My GLCanvas control was a perfect example of this. Actually this new control, which is in EZGUI 5.0 (not released yet) is two projects in one. The new control uses EZGUI’s new superclassing engine, which I built and fine tuned while writing this control. The GLCanvas control is a hybrid control based on my Canvas control. I then began to add OpenGL features one step at a time, piece by piece. I write code to test my code! Yes, I build the control in steps, and then write application code to use the control to see how it performs. I don’t have to have beta testers “tear into the control” looking for bugs, because my goal is to make it flawless right from the start if possible. Sure those who are currently working with the PreRelease version of EZGUI 5.0 may find a bug or two, but I don’t expect them to be looking for bugs. I consider that my job, not theirs. I guess thats the key! As a programmer, I consider testing and debugging my responsibility, not the end users. Unless a programmer has the right attitude, no training in debugging will help them.
So are you ready to learn how to be a better debugger ?

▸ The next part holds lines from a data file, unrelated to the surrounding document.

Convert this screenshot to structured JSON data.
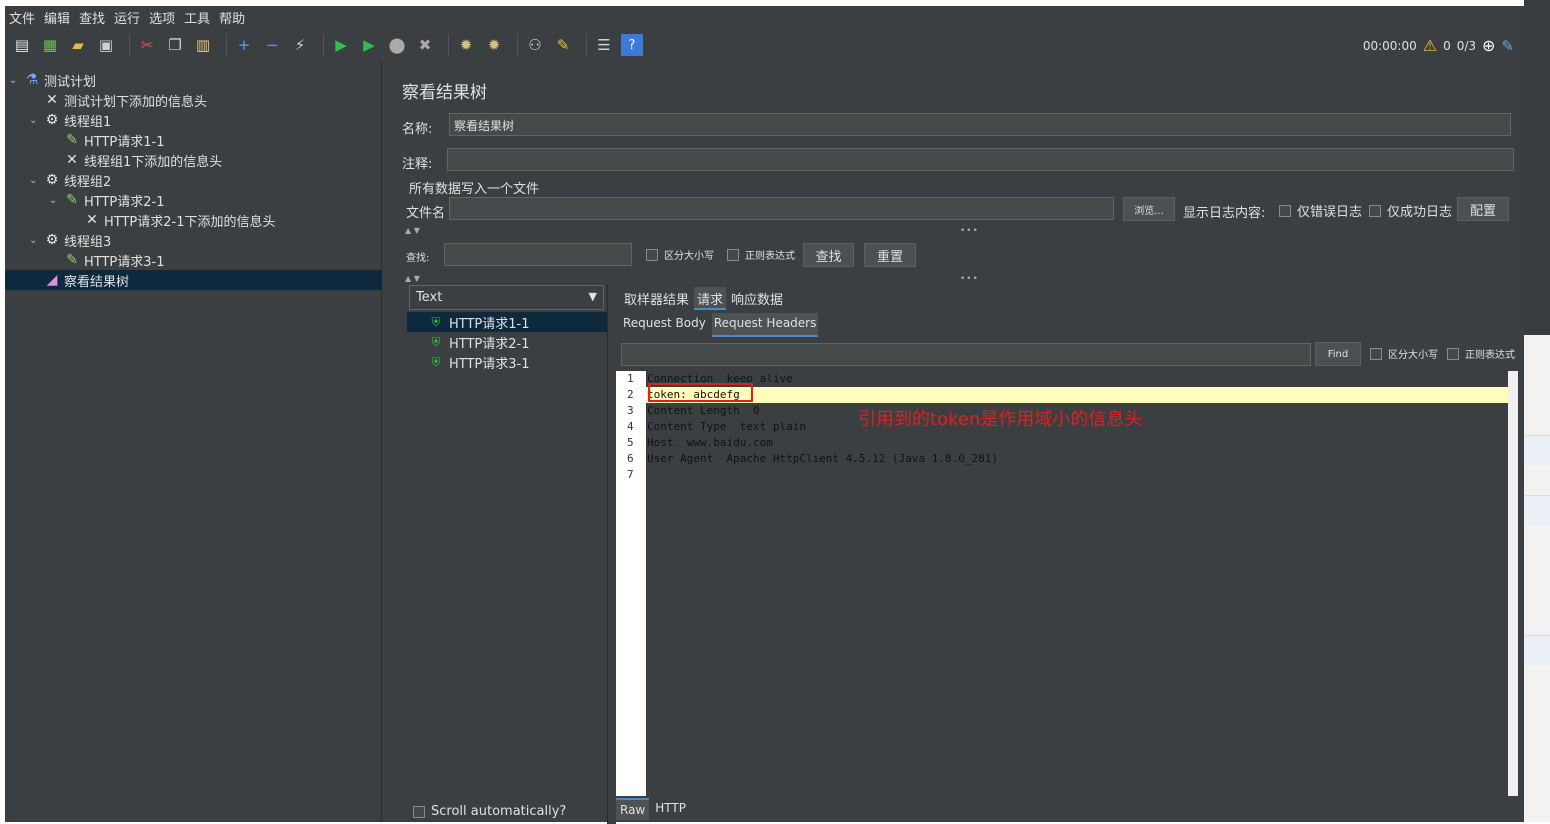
{
  "menu": [
    "文件",
    "编辑",
    "查找",
    "运行",
    "选项",
    "工具",
    "帮助"
  ],
  "toolbar_status": {
    "timer": "00:00:00",
    "warnings": "0",
    "threads": "0/3"
  },
  "tree": [
    {
      "label": "测试计划",
      "icon": "flask-icon",
      "level": 0,
      "toggle": "⌄"
    },
    {
      "label": "测试计划下添加的信息头",
      "icon": "tools-icon",
      "level": 1,
      "toggle": ""
    },
    {
      "label": "线程组1",
      "icon": "gear-icon",
      "level": 1,
      "toggle": "⌄"
    },
    {
      "label": "HTTP请求1-1",
      "icon": "pipette-icon",
      "level": 2,
      "toggle": ""
    },
    {
      "label": "线程组1下添加的信息头",
      "icon": "tools-icon",
      "level": 2,
      "toggle": ""
    },
    {
      "label": "线程组2",
      "icon": "gear-icon",
      "level": 1,
      "toggle": "⌄"
    },
    {
      "label": "HTTP请求2-1",
      "icon": "pipette-icon",
      "level": 2,
      "toggle": "⌄"
    },
    {
      "label": "HTTP请求2-1下添加的信息头",
      "icon": "tools-icon",
      "level": 3,
      "toggle": ""
    },
    {
      "label": "线程组3",
      "icon": "gear-icon",
      "level": 1,
      "toggle": "⌄"
    },
    {
      "label": "HTTP请求3-1",
      "icon": "pipette-icon",
      "level": 2,
      "toggle": ""
    },
    {
      "label": "察看结果树",
      "icon": "chart-icon",
      "level": 1,
      "toggle": "",
      "selected": true
    }
  ],
  "panel": {
    "title": "察看结果树",
    "name_label": "名称:",
    "name_value": "察看结果树",
    "comment_label": "注释:",
    "comment_value": "",
    "file_section": "所有数据写入一个文件",
    "filename_label": "文件名",
    "filename_value": "",
    "browse_button": "浏览...",
    "log_label": "显示日志内容:",
    "errors_only": "仅错误日志",
    "success_only": "仅成功日志",
    "config_button": "配置"
  },
  "search": {
    "label": "查找:",
    "value": "",
    "case_sensitive": "区分大小写",
    "regex": "正则表达式",
    "find_button": "查找",
    "reset_button": "重置"
  },
  "renderer": {
    "selected": "Text"
  },
  "results": [
    "HTTP请求1-1",
    "HTTP请求2-1",
    "HTTP请求3-1"
  ],
  "scroll_auto": "Scroll automatically?",
  "result_tabs": [
    "取样器结果",
    "请求",
    "响应数据"
  ],
  "request_tabs": [
    "Request Body",
    "Request Headers"
  ],
  "header_search": {
    "value": "",
    "find": "Find",
    "case": "区分大小写",
    "regex": "正则表达式"
  },
  "code_lines": [
    "Connection  keep alive",
    "token: abcdefg",
    "Content Length  0",
    "Content Type  text plain",
    "Host  www.baidu.com",
    "User Agent  Apache HttpClient 4.5.12 (Java 1.8.0_281)",
    ""
  ],
  "line_numbers": [
    "1",
    "2",
    "3",
    "4",
    "5",
    "6",
    "7"
  ],
  "annotation": "引用到的token是作用域小的信息头",
  "bottom_tabs": [
    "Raw",
    "HTTP"
  ]
}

Thats a subject for another article !
To be continued …
Date: January 19, 2011